Rating: 4 stars
Buy on: Amazon
Written immediately after the end of World War II, this morally complex Holocaust memoir is notable for its exact depiction of the grim details of life in Warsaw under the Nazi occupation.
The pianist is an amazingly well written book by a Jew survivor of WW2. Szpilman starts telling us about his life a few months before the German Invasion in Poland in 1939 and he cuts quick to the chase. Unlike, any other autobiographies based on this particular era we can see how everything started and how situations progressed for the jews and not only. The reader gets the chance to actually read how the newspapers wrote articles about the ghetto and the laws the Germans put out for everyone to follow...laws against the Jews and how absurd all these seemed then. No one believed a word from what was said until the Nazis started killing people in the street for no reason.

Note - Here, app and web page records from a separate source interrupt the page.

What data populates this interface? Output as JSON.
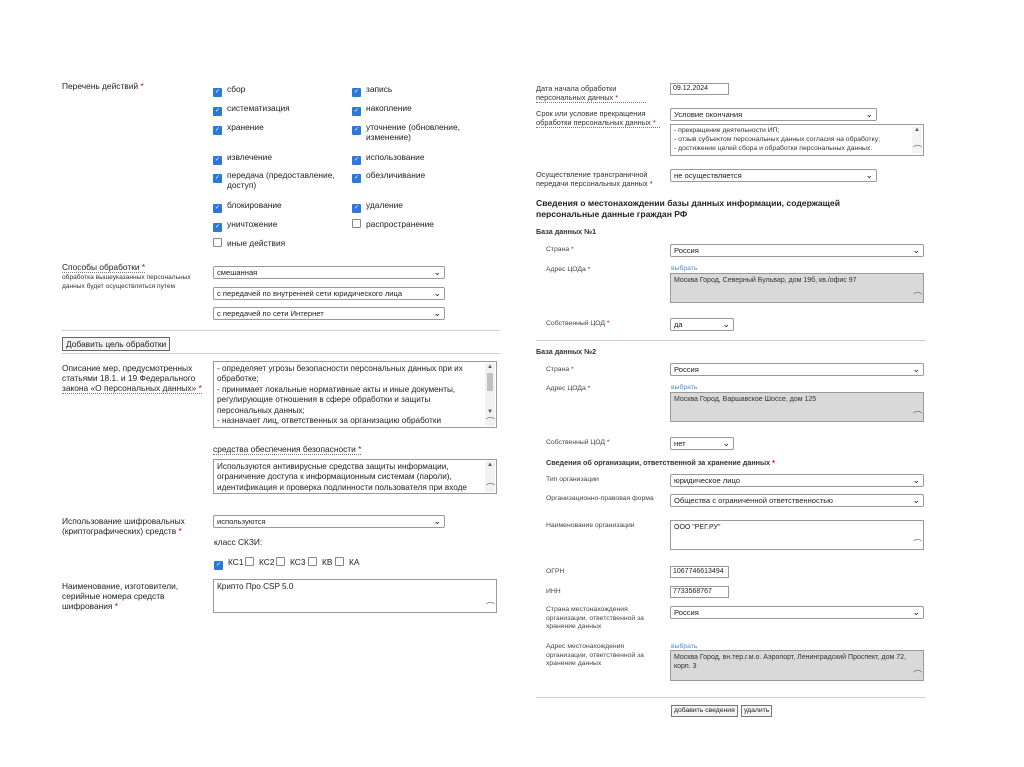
{
  "left": {
    "actions": {
      "label": "Перечень действий",
      "items": [
        {
          "label": "сбор",
          "checked": true
        },
        {
          "label": "запись",
          "checked": true
        },
        {
          "label": "систематизация",
          "checked": true
        },
        {
          "label": "накопление",
          "checked": true
        },
        {
          "label": "хранение",
          "checked": true
        },
        {
          "label": "уточнение (обновление, изменение)",
          "checked": true
        },
        {
          "label": "извлечение",
          "checked": true
        },
        {
          "label": "использование",
          "checked": true
        },
        {
          "label": "передача (предоставление, доступ)",
          "checked": true
        },
        {
          "label": "обезличивание",
          "checked": true
        },
        {
          "label": "блокирование",
          "checked": true
        },
        {
          "label": "удаление",
          "checked": true
        },
        {
          "label": "уничтожение",
          "checked": true
        },
        {
          "label": "распространение",
          "checked": false
        },
        {
          "label": "иные действия",
          "checked": false
        }
      ]
    },
    "methods": {
      "label": "Способы обработки",
      "hint": "обработка вышеуказанных персональных данных будет осуществляться путем",
      "select1": "смешанная",
      "select2": "с передачей по внутренней сети юридического лица",
      "select3": "с передачей по сети Интернет"
    },
    "add_goal_button": "Добавить цель обработки",
    "measures": {
      "label": "Описание мер, предусмотренных статьями 18.1. и 19 Федерального закона «О персональных данных»",
      "text": "- определяет угрозы безопасности персональных данных при их обработке;\n- принимает локальные нормативные акты и иные документы, регулирующие отношения в сфере обработки и защиты персональных данных;\n- назначает лиц, ответственных за организацию обработки"
    },
    "security": {
      "label": "средства обеспечения безопасности",
      "text": "Используются антивирусные средства защиты информации, ограничение доступа к информационным системам (пароли), идентификация и проверка подлинности пользователя при входе"
    },
    "crypto": {
      "label": "Использование шифровальных (криптографических) средств",
      "select": "используются",
      "class_label": "класс СКЗИ:",
      "classes": [
        {
          "label": "КС1",
          "checked": true
        },
        {
          "label": "КС2",
          "checked": false
        },
        {
          "label": "КС3",
          "checked": false
        },
        {
          "label": "КВ",
          "checked": false
        },
        {
          "label": "КА",
          "checked": false
        }
      ]
    },
    "crypto_names": {
      "label": "Наименование, изготовители, серийные номера средств шифрования",
      "text": "Крипто Про CSP 5.0"
    }
  },
  "right": {
    "start_date": {
      "label": "Дата начала обработки персональных данных",
      "value": "09.12.2024"
    },
    "term": {
      "label": "Срок или условие прекращения обработки персональных данных",
      "select": "Условие окончания",
      "text": "- прекращение деятельности ИП;\n- отзыв субъектом персональных данных согласия на обработку;\n- достижение целей сбора и обработки персональных данных."
    },
    "transborder": {
      "label": "Осуществление трансграничной передачи персональных данных",
      "select": "не осуществляется"
    },
    "db_heading": "Сведения о местонахождении базы данных информации, содержащей персональные данные граждан РФ",
    "db1": {
      "title": "База данных №1",
      "country_label": "Страна",
      "country": "Россия",
      "address_label": "Адрес ЦОДа",
      "choose": "выбрать",
      "address": "Москва Город, Северный Бульвар, дом 19б, кв./офис 97",
      "own_label": "Собственный ЦОД",
      "own": "да"
    },
    "db2": {
      "title": "База данных №2",
      "country_label": "Страна",
      "country": "Россия",
      "address_label": "Адрес ЦОДа",
      "choose": "выбрать",
      "address": "Москва Город, Варшавское Шоссе, дом 125",
      "own_label": "Собственный ЦОД",
      "own": "нет"
    },
    "org": {
      "title": "Сведения об организации, ответственной за хранение данных",
      "type_label": "Тип организации",
      "type": "юридическое лицо",
      "form_label": "Организационно-правовая форма",
      "form": "Общества с ограниченной ответственностью",
      "name_label": "Наименование организации",
      "name": "ООО \"РЕГ.РУ\"",
      "ogrn_label": "ОГРН",
      "ogrn": "1067746613494",
      "inn_label": "ИНН",
      "inn": "7733568767",
      "country_label": "Страна местонахождения организации, ответственной за хранение данных",
      "country": "Россия",
      "address_label": "Адрес местонахождения организации, ответственной за хранение данных",
      "choose": "выбрать",
      "address": "Москва Город, вн.тер.г.м.о. Аэропорт, Ленинградский Проспект, дом 72, корп. 3"
    },
    "add_button": "добавить сведения",
    "delete_button": "удалить"
  }
}
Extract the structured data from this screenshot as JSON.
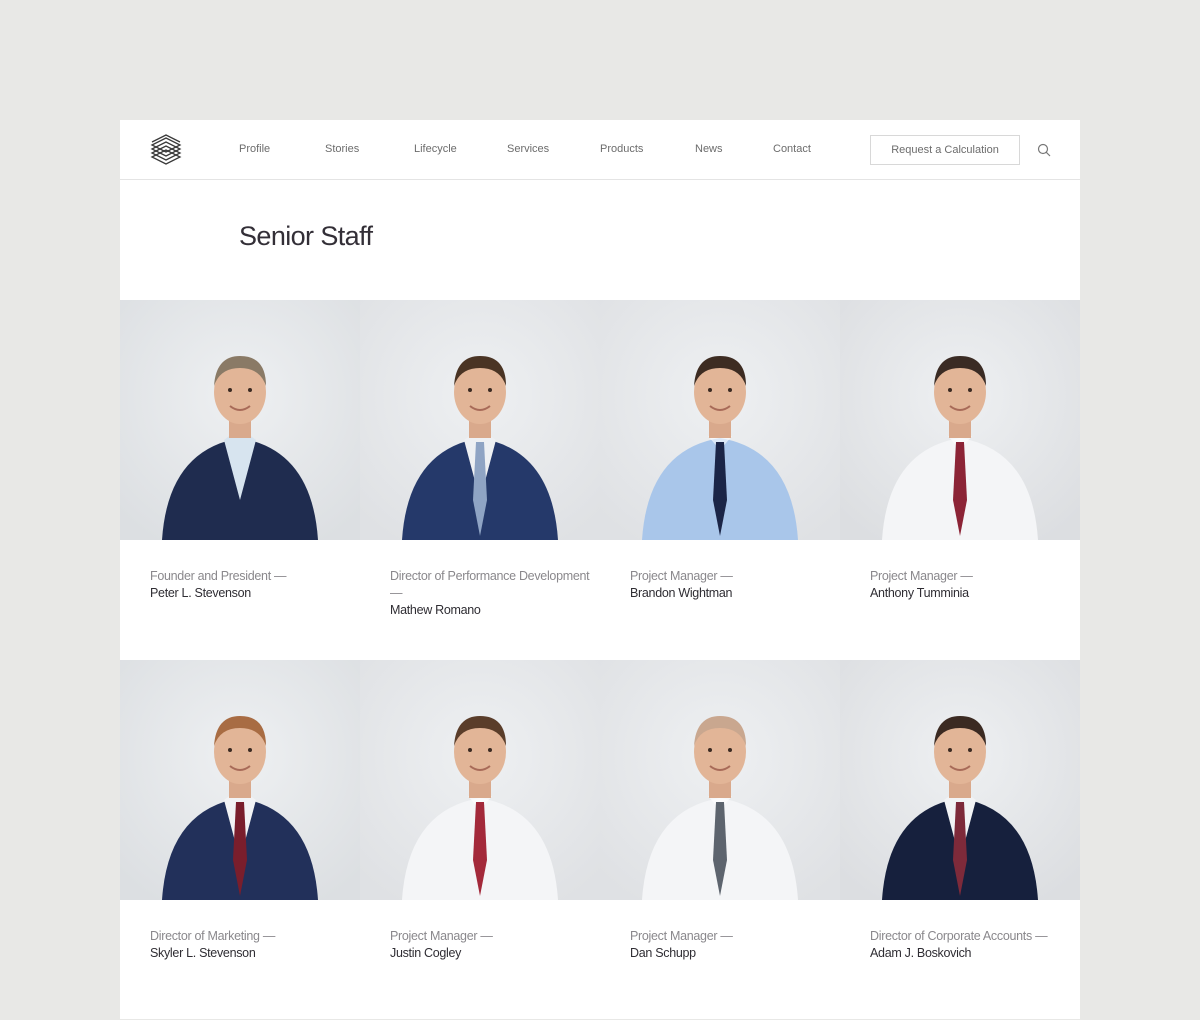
{
  "header": {
    "nav": [
      "Profile",
      "Stories",
      "Lifecycle",
      "Services",
      "Products",
      "News",
      "Contact"
    ],
    "cta_label": "Request a Calculation",
    "icons": {
      "logo": "stacked-lines-logo-icon",
      "search": "search-icon"
    }
  },
  "page_title": "Senior Staff",
  "staff": [
    {
      "role": "Founder and President —",
      "name": "Peter L. Stevenson",
      "suit": "#1f2c4f",
      "shirt": "#d7e4ef",
      "tie": "",
      "hair": "#8a7a66",
      "bg": "#dcdfe2"
    },
    {
      "role": "Director of Performance Development —",
      "name": "Mathew Romano",
      "suit": "#25396a",
      "shirt": "#eef0f3",
      "tie": "#8fa4c4",
      "hair": "#4a3424",
      "bg": "#dfe1e4"
    },
    {
      "role": "Project Manager —",
      "name": "Brandon Wightman",
      "suit": "",
      "shirt": "#a9c6ea",
      "tie": "#1b2547",
      "hair": "#3d2c22",
      "bg": "#dfe1e4"
    },
    {
      "role": "Project Manager —",
      "name": "Anthony Tumminia",
      "suit": "",
      "shirt": "#f4f5f7",
      "tie": "#8c2436",
      "hair": "#3a2b24",
      "bg": "#dcdee1"
    },
    {
      "role": "Director of Marketing —",
      "name": "Skyler L. Stevenson",
      "suit": "#22305a",
      "shirt": "#f2f3f5",
      "tie": "#7a1e2c",
      "hair": "#a86c43",
      "bg": "#dcdfe2"
    },
    {
      "role": "Project Manager —",
      "name": "Justin Cogley",
      "suit": "",
      "shirt": "#f4f5f7",
      "tie": "#a3293a",
      "hair": "#5a3d2a",
      "bg": "#dfe1e4"
    },
    {
      "role": "Project Manager —",
      "name": "Dan Schupp",
      "suit": "",
      "shirt": "#f4f5f7",
      "tie": "#5d646e",
      "hair": "#c9a78f",
      "bg": "#dfe1e4"
    },
    {
      "role": "Director of Corporate Accounts —",
      "name": "Adam J. Boskovich",
      "suit": "#16203d",
      "shirt": "#f2f3f5",
      "tie": "#7e2a3a",
      "hair": "#3b2a22",
      "bg": "#dcdee1"
    }
  ],
  "colors": {
    "background": "#e8e8e6",
    "panel": "#ffffff",
    "text": "#2f2d33",
    "muted": "#8a888c"
  }
}
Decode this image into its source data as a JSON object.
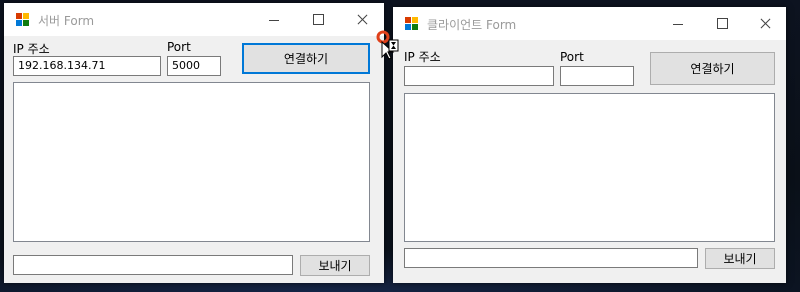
{
  "server_window": {
    "title": "서버 Form",
    "ip_label": "IP 주소",
    "ip_value": "192.168.134.71",
    "port_label": "Port",
    "port_value": "5000",
    "connect_button": "연결하기",
    "message_value": "",
    "send_button": "보내기"
  },
  "client_window": {
    "title": "클라이언트 Form",
    "ip_label": "IP 주소",
    "ip_value": "",
    "port_label": "Port",
    "port_value": "",
    "connect_button": "연결하기",
    "message_value": "",
    "send_button": "보내기"
  },
  "icons": {
    "app_icon": "windows-forms-app-icon",
    "minimize": "minimize-icon",
    "maximize": "maximize-icon",
    "close": "close-icon",
    "cursor": "busy-cursor-icon"
  },
  "colors": {
    "focus_border": "#0078d7",
    "form_background": "#f0f0f0",
    "button_background": "#e1e1e1"
  }
}
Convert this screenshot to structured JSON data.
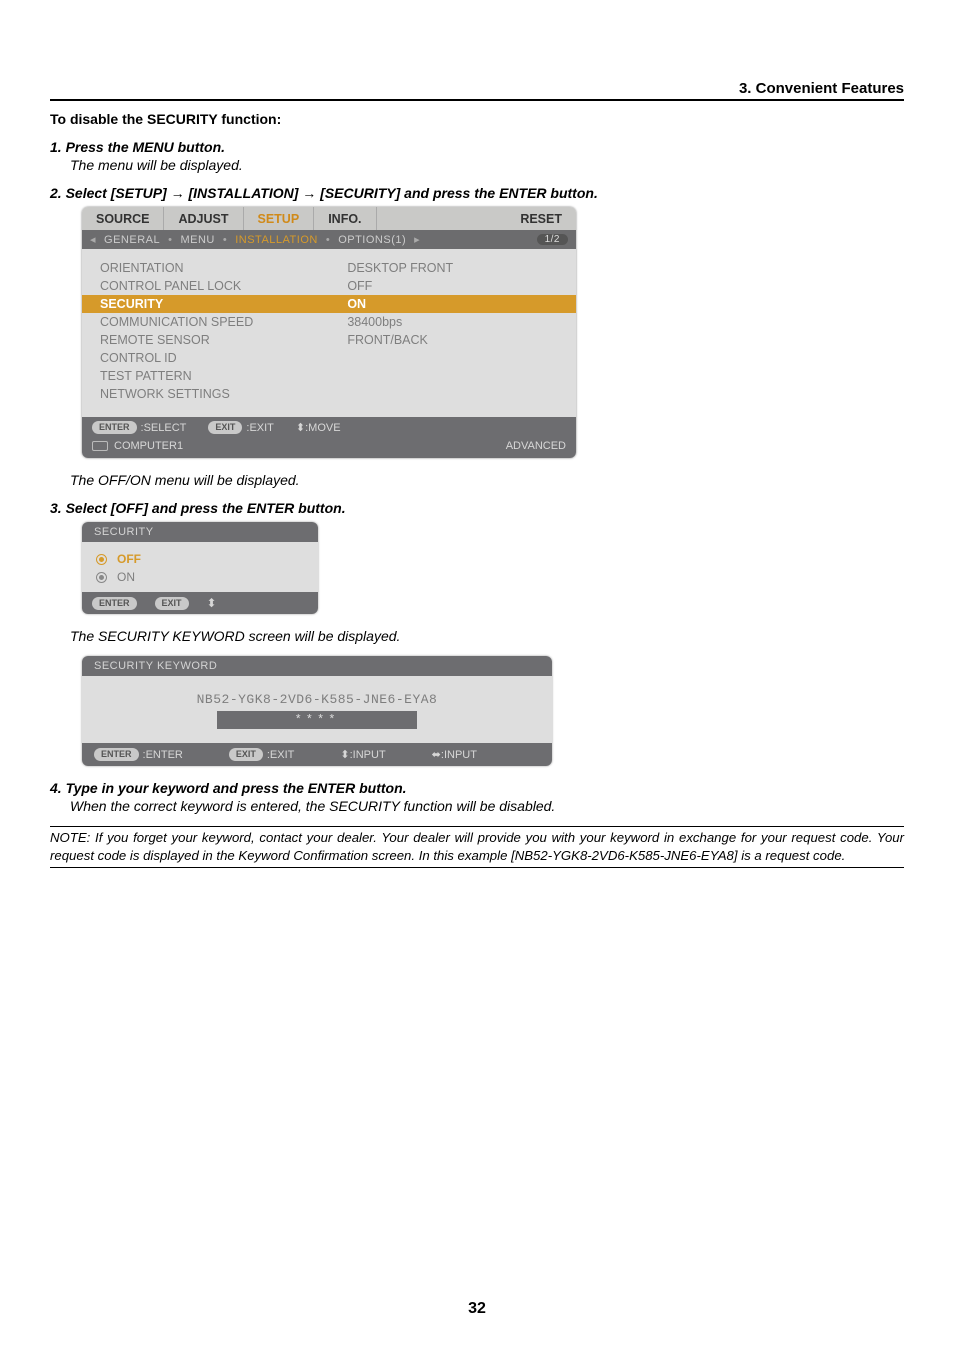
{
  "section_header": "3. Convenient Features",
  "intro_heading": "To disable the SECURITY function:",
  "steps": {
    "s1": {
      "title": "1.  Press the MENU button.",
      "desc": "The menu will be displayed."
    },
    "s2": {
      "title": "2.  Select [SETUP] → [INSTALLATION] → [SECURITY] and press the ENTER button.",
      "desc": "The OFF/ON menu will be displayed."
    },
    "s3": {
      "title": "3.  Select [OFF] and press the ENTER button.",
      "desc": "The SECURITY KEYWORD screen will be displayed."
    },
    "s4": {
      "title": "4.  Type in your keyword and press the ENTER button.",
      "desc": "When the correct keyword is entered, the SECURITY function will be disabled."
    }
  },
  "setup_panel": {
    "tabs": {
      "source": "SOURCE",
      "adjust": "ADJUST",
      "setup": "SETUP",
      "info": "INFO.",
      "reset": "RESET"
    },
    "subtabs": {
      "arrowL": "◂",
      "general": "GENERAL",
      "menu": "MENU",
      "installation": "INSTALLATION",
      "options1": "OPTIONS(1)",
      "arrowR": "▸",
      "page": "1/2"
    },
    "rows": {
      "orientation": {
        "label": "ORIENTATION",
        "value": "DESKTOP FRONT"
      },
      "control_panel_lock": {
        "label": "CONTROL PANEL LOCK",
        "value": "OFF"
      },
      "security": {
        "label": "SECURITY",
        "value": "ON"
      },
      "comm_speed": {
        "label": "COMMUNICATION SPEED",
        "value": "38400bps"
      },
      "remote_sensor": {
        "label": "REMOTE SENSOR",
        "value": "FRONT/BACK"
      },
      "control_id": {
        "label": "CONTROL ID",
        "value": ""
      },
      "test_pattern": {
        "label": "TEST PATTERN",
        "value": ""
      },
      "network_settings": {
        "label": "NETWORK SETTINGS",
        "value": ""
      }
    },
    "footer1": {
      "enter_pill": "ENTER",
      "select": ":SELECT",
      "exit_pill": "EXIT",
      "exit": ":EXIT",
      "move": "⬍:MOVE"
    },
    "footer2": {
      "src": "COMPUTER1",
      "mode": "ADVANCED"
    }
  },
  "security_dialog": {
    "title": "SECURITY",
    "off": "OFF",
    "on": "ON",
    "enter_pill": "ENTER",
    "exit_pill": "EXIT",
    "updn": "⬍"
  },
  "keyword_dialog": {
    "title": "SECURITY KEYWORD",
    "code": "NB52-YGK8-2VD6-K585-JNE6-EYA8",
    "masked": "****",
    "footer": {
      "enter_pill": "ENTER",
      "enter": ":ENTER",
      "exit_pill": "EXIT",
      "exit": ":EXIT",
      "inputV": "⬍:INPUT",
      "inputH": "⬌:INPUT"
    }
  },
  "note_text": "NOTE: If you forget your keyword, contact your dealer. Your dealer will provide you with your keyword in exchange for your request code. Your request code is displayed in the Keyword Confirmation screen. In this example [NB52-YGK8-2VD6-K585-JNE6-EYA8] is a request code.",
  "page_number": "32"
}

We read all these through the eyes of a jewish man who did everything he could do to protect his family, a man who witnessed atrocities of every kind happen to elderly and kids.How the Germans picked out people and executed them in front of everyone ,but also within this dark period we see people who were not that bad. Like a Nazi soldier or lieutenant who helped Szpilman and hide him and gave him food. I felt his hunger when he was looking for food and i felt his anguish as he drank water with bugs in it. The Pianist is a book that gives an insight of how it feels to be the hunted one and why wars like that should be avoided at any cost.
This book does not accuse anyone of anything it only shows that wars happen just because a few people decided on it and not a country as a whole. This book is all about forgiveness and the willingness of one to survive even under the worst conditions.